Paradise Lost

How much of an impact does our first relationship have on defining our identity and who we become? Years after my first sexual relationship with a man I still feel the impact it has on my current state of being. I was in my twenties when I first fell in love. Some guy had picked me up and had invited me to his house. It was the cold of winter and he lived on the other side of town, so it kind of just started as giving him a ride to his house. One we got there he invited me in for a drink. His house was a mess and freezing cold. He was a student from the University and studying computer science before any of us really know that computer science was even a curriculum. My body trembled terribly to the point I could not control it and began to shake. I could not tell if it was from being so cold or where I suspected this might lead. I remember he gave me a beer and he went in to use the bathroom. I guzzled the beer and almost bolted for the door. I was torn between not being able to follow through and a desire to finally make this happen. When he emerged from the bathroom, I began to make excuses, saying I had to go. But he grabbed a hold of me and brought me tightly into his arms and kissed me. Instantly the tremors in my body melted and the rest become natural.

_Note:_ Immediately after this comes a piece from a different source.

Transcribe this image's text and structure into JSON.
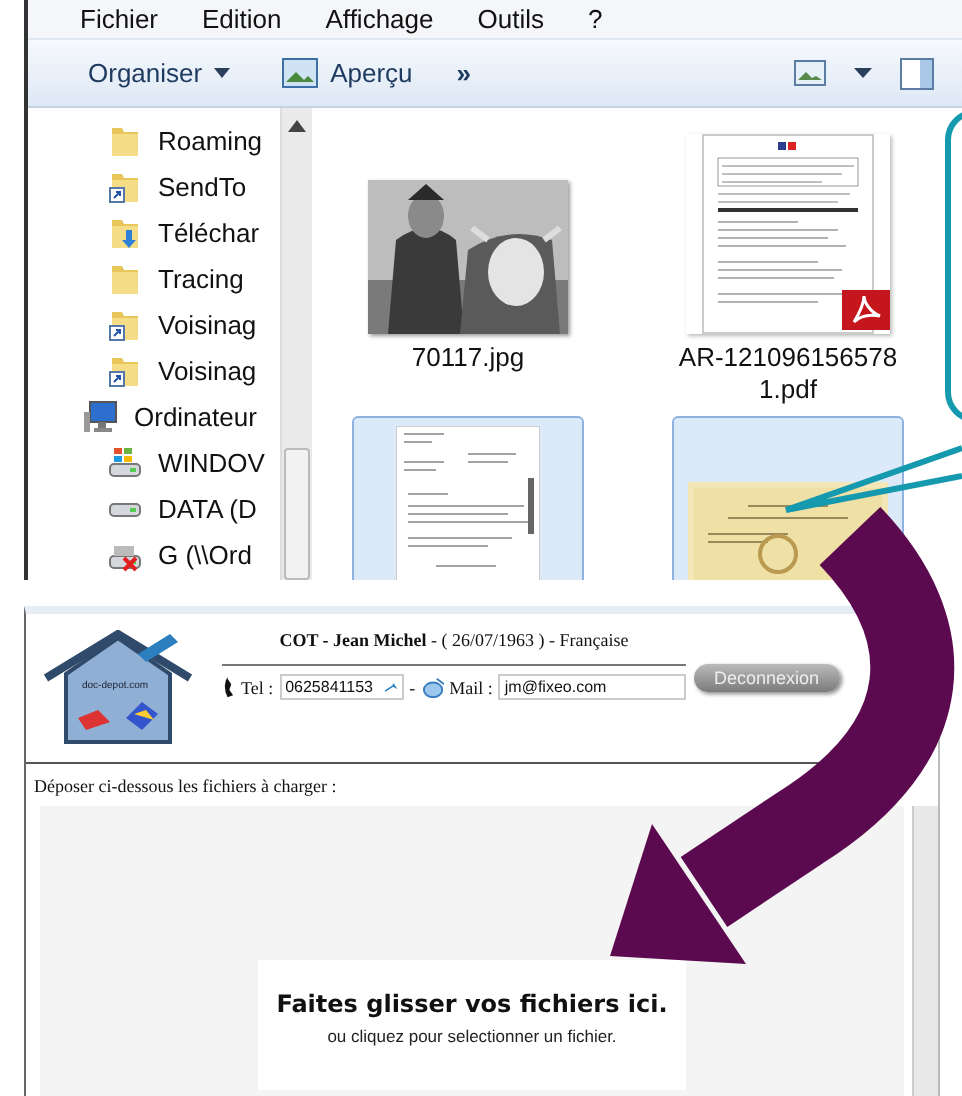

I think I actually did fall in love in the moment. We spent a year together. When spring came he needed to return to his hometown in Illinois; I quit a very good job to follow him. We spent the summer at his parent’s house in the Midwest and in the fall decided to head to Texas to find work. We finally settled in Dallas where I worked construction on high rise buildings to get us set up in an apartment and up on our feet while he looked for work in the computer business. All the time we were together he never did really find a job or work. I believe in this idealism of finding that one true love and being fully committed to our relationship. I began to slowly find out he did not. He was obsessed with sex; I guess as we all at that age, and while I was always out working was picking up tricks. The more obvious it became, the more emotional pain I seemed to have to endure. It festered the self-doubt and loathing I had already felt for myself. Was I not good enough? Was I not satisfying. All I remember from that time was so much anger and rage and anxiety. Finally he completely abandoned me all together in a strange city with few friends. I have never felt so alone. Eventually I abandoned everything I had there, jumped on a bus taking only what I could carry in my suitcase and headed back to Montana. I knew I had changed and not for the better. I was now cynical and bitter, the innocence shattered. Why had I been lead to believe in a dream that was false from the beginning? Where did these ideals actually come from? Was this the way of being a gay man? I was disillusioned.

It took me years to get over this relationship so I could date others. In fact I am still not sure I trust others to this day. I know I don’t put myself out there, fully committed, even in relationships that have stood the test of time, but I still remember that extraordinary moment when my body trembled in the darkness in a cold dirty house when I still believed in romance and a connection to someone could mean forever. I now see this at the core of a lot of my images. The dark, the cold, lost in a shadow, looking for a bit of kindness in a frail light. Somewhere deep in my heart the romance still remains, because it still emerges within the context of my frame. I can feel it and I can see it, perhaps it is only a dream an illusion I create only for myself.

“I traveled around a great deal. The cities swept about me like dead leaves, leaves that were brightly colored but torn away from the branches.” By Tennessee Williams. Tom’s final speech from The Glass Menagerie.